Work required
The required lines are those that contain "работе"; pull them out of the data and copy them.
Data provided below:
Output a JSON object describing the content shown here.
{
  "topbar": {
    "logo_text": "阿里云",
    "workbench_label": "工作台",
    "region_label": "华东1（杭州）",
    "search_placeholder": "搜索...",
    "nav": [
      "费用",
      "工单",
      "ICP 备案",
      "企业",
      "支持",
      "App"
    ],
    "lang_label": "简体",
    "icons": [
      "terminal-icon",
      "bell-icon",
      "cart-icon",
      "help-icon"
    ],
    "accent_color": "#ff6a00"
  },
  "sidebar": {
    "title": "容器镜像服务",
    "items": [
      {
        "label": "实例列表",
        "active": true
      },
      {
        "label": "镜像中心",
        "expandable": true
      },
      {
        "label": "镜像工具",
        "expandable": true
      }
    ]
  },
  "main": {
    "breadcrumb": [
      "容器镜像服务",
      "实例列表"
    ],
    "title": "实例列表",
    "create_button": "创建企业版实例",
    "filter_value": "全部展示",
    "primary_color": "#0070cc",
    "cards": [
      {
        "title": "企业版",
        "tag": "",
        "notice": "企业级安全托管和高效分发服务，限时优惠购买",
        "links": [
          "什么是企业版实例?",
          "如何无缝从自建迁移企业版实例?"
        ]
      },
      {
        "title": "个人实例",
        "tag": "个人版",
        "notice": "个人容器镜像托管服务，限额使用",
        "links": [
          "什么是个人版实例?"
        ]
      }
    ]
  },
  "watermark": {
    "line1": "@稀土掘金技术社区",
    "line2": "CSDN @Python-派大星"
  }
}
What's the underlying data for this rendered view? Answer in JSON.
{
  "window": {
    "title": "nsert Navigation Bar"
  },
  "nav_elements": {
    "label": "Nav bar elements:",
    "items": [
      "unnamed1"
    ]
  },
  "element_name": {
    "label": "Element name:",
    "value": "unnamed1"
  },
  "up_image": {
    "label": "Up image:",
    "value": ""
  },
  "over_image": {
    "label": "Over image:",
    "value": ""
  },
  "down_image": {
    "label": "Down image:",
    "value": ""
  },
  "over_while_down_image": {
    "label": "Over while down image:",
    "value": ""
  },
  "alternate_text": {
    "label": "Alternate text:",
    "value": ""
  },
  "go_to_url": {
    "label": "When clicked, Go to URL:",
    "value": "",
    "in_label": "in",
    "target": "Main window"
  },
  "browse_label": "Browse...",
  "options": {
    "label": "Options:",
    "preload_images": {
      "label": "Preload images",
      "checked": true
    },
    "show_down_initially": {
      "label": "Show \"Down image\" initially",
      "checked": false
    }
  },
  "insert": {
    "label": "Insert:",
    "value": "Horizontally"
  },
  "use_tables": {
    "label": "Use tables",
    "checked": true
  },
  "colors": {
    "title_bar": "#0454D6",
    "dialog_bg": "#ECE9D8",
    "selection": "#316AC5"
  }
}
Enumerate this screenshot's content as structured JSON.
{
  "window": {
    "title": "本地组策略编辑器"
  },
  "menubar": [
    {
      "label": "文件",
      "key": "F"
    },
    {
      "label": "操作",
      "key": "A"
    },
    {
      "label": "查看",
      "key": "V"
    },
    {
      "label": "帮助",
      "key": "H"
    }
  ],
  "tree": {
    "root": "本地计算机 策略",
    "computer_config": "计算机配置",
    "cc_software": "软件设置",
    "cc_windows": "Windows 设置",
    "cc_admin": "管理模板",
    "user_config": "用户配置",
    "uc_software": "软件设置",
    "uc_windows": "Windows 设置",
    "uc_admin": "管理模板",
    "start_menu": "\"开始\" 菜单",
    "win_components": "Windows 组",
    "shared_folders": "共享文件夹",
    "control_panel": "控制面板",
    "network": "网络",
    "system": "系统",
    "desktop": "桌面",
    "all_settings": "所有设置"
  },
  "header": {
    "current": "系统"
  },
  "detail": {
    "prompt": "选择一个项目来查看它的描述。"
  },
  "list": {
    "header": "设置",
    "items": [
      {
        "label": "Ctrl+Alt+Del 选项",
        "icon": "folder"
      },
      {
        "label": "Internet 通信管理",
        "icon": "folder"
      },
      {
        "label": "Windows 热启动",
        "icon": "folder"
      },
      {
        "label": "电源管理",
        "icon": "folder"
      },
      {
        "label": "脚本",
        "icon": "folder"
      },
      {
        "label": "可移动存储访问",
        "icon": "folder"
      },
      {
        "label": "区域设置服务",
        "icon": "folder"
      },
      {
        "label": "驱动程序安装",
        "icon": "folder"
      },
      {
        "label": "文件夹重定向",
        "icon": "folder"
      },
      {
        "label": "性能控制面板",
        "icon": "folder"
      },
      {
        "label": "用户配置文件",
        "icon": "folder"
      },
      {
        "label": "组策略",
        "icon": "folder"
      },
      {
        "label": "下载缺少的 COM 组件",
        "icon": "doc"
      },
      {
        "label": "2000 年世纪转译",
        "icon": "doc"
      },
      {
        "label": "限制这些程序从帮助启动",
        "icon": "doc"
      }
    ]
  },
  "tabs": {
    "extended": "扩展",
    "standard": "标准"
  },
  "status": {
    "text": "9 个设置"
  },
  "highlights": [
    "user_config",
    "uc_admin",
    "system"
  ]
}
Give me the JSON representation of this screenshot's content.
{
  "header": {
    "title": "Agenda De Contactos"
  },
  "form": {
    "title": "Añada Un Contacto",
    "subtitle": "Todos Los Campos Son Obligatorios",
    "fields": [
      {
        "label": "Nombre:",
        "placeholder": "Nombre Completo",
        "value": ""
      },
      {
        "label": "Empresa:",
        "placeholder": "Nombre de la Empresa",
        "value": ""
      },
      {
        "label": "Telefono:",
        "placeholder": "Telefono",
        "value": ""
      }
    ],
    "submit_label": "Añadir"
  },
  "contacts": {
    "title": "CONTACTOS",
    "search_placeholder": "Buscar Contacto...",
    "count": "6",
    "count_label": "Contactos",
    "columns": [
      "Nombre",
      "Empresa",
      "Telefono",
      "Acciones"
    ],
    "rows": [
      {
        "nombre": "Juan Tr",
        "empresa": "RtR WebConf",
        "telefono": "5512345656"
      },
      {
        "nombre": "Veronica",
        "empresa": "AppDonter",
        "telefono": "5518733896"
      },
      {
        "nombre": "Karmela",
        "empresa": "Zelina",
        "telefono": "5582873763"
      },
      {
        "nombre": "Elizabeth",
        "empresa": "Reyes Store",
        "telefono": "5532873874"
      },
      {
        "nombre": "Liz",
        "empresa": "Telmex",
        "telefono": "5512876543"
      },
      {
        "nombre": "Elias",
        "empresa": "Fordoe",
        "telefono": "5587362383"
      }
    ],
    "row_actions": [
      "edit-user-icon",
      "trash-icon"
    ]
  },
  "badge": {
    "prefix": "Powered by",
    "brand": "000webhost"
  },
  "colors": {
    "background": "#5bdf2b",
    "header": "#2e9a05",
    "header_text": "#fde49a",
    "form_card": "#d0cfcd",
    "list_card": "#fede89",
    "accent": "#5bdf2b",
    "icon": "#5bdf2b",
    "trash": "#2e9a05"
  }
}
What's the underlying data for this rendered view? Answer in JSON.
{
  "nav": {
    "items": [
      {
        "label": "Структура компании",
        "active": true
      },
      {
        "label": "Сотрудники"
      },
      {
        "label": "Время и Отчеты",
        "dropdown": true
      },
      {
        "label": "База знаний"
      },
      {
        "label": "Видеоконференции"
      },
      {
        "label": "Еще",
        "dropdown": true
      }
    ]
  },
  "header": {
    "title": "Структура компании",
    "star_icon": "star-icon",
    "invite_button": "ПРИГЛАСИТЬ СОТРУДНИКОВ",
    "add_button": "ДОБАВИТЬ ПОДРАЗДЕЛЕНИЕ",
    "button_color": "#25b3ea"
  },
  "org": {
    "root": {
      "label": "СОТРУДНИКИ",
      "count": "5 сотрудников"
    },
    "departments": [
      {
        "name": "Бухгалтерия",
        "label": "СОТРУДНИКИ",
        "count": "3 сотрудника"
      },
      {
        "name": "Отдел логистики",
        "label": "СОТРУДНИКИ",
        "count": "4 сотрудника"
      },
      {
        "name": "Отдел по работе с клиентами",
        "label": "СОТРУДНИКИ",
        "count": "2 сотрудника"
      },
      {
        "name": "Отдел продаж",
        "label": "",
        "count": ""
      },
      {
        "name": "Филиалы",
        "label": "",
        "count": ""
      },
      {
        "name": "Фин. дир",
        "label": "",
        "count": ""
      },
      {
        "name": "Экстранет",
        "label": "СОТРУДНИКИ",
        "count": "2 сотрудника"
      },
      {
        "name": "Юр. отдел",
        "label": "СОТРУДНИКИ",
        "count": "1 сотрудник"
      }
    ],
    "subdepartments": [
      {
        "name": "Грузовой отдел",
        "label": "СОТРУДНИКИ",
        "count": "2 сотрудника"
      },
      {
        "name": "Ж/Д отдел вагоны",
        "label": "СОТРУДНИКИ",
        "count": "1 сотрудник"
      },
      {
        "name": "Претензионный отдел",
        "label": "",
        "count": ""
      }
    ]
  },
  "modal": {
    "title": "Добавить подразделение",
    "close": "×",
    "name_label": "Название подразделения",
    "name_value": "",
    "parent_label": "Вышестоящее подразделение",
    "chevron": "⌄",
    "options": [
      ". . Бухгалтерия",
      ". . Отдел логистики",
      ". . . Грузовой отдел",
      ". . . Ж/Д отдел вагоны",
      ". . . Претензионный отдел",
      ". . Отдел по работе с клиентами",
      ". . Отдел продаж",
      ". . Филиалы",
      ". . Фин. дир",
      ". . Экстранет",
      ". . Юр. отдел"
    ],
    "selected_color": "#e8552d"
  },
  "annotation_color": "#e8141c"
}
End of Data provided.
Result for this task
        "name": "Отдел по работе с клиентами",
      ". . Отдел по работе с клиентами",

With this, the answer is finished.